Books

106 posts

Blind Boys, Berkeley Blue, Phone Hacks and Wozniak

The earliest phone phreak I’ve been able to identify was a young man who went by the nickname “Davy Crockett.” Back in the mid-1950s he figured out how to use a Davy Crockett Cat and Canary Bird Call Flute – a little 50-cent whistle they used to sell at Woolworth stores – to mimic a special tone that telephone operators used to communicate with one another. By imitating this tone he could place his own long distance calls for free.

Book Review: The Book of My Lives by Aleksandar Hemon

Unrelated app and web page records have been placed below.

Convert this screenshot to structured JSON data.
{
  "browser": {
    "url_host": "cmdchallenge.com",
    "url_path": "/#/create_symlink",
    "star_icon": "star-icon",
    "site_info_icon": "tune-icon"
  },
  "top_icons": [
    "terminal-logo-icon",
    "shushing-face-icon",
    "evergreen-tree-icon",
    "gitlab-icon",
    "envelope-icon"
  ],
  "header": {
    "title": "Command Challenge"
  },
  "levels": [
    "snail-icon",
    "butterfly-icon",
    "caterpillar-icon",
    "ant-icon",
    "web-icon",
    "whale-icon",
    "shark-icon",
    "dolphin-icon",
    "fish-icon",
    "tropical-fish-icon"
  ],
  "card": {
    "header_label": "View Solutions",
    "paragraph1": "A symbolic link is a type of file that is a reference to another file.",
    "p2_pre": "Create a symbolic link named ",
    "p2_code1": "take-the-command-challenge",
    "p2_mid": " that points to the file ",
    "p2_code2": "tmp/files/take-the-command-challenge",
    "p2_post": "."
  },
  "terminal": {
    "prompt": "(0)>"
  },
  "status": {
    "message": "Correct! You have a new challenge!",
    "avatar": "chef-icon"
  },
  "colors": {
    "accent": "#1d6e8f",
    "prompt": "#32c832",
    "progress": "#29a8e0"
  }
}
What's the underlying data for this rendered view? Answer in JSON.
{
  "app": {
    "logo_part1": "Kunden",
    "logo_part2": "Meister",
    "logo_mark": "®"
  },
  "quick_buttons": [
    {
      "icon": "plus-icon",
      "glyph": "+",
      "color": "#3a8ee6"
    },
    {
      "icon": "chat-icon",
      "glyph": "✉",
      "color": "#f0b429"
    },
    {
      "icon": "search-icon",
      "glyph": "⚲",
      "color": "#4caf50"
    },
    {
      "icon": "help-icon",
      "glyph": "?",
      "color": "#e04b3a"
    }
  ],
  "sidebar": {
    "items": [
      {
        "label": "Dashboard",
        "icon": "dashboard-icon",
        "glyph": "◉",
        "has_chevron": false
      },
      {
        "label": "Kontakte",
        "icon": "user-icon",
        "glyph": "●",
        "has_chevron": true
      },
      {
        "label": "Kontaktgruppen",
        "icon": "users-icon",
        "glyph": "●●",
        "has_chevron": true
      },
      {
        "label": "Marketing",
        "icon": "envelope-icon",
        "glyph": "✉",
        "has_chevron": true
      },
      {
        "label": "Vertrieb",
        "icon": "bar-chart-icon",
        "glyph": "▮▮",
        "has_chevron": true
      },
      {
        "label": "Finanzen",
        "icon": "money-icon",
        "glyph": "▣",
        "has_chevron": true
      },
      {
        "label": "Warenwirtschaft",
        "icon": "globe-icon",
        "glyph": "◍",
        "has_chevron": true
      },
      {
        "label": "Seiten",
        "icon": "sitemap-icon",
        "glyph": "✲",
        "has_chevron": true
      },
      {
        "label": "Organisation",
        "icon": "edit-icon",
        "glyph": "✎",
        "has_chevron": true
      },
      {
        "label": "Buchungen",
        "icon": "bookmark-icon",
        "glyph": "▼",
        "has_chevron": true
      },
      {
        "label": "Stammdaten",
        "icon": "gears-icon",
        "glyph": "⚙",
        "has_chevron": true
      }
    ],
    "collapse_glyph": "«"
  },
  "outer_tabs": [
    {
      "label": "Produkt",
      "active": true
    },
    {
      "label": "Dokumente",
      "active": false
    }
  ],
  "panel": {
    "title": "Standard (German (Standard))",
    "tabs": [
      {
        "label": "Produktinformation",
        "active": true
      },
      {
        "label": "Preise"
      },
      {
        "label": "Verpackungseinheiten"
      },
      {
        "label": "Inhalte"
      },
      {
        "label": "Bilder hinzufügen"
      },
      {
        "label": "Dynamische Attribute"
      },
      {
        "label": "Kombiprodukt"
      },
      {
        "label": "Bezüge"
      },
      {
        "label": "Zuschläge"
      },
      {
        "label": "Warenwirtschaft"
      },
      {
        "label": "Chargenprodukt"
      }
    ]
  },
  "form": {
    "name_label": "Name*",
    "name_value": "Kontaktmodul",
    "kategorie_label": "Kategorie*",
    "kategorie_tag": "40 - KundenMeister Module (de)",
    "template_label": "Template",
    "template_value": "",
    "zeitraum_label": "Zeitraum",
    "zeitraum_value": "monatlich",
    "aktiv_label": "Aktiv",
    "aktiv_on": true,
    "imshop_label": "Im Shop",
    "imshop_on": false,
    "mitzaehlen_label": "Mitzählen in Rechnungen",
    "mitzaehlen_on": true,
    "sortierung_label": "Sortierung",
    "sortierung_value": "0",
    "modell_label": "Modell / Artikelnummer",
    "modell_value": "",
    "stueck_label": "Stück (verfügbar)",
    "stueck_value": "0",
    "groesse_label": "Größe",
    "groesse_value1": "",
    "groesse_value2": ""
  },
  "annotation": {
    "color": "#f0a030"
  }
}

The title The Book of My Lives is apt: rather than presenting a seamless memoir, Hemon instead emphasizes discontinuity, a series of Aleksandar Hemons moving before us in different settings, sometimes without roots to ground them. His decision to provide his version of a table of contents at the end of the book, and to title it “Table of Discontents,” is a play on words that reveals a sense of sadness and dislocation.

Book Review: The Books that Shaped Art History, Edited by Richard Shone and John-Paul Stonard

Clark’s The Nude: A Study of Ideal Art received glowing reviews upon its publication in 1956. Among its many virtues, The Nude reasserted the primacy of classical art in the Western world during the dark, drab Cold War era. America’s Abstract Expressionism confronted Soviet Socialist Realism in a long, drawn-out propaganda campaign. Clark showed that there was an alternative to such cultural brinksmanship. Art lovers, tired of ideology, were greatly pleased.

Book Review: See Now Then by Jamaica Kincaid

Through the invocation of epic prose forms and literary allusion, Kincaid elevates the nuclear family drama to a grand level as she draws un-remarked and seemingly sincere parallels between the passions and animosities of familial relationships and the grand scope of literary and mythic history. In doing so, she taps into the reader’s intuitive sense of the way all personal tragedies and triumphs feel epic to those who go through them.

Book Review: Ways of Going Home by Alejandro Zambra

Like Bolaño, Zambra was born in Santiago, Chile. However, he was born later, in 1975, part of a generation that spent its childhood under Pinochet’s rule. In Ways of Going Home, Zambra depicts childhood experiences of trying to understand the cryptic comments and peculiar actions of adults, in an atmosphere where children’s simple pleasures – such as going to watch a soccer match at a municipal stadium — bring back memories of terror, incarcerations, and disappeared loved ones for their parents and neighbors.

Book Review: Raised from the Ground: A Novel by José Saramago

While he has an ear for both the humdrum and the eccentric dissembling pronouncements of the landowners, Saramago primarily concerns himself with capturing the diametrically opposite and logical sentiments of the workers. To dub him the John Steinbeck of his people and generation would at once amount to a compliment and faint praise of the singularity of his writing…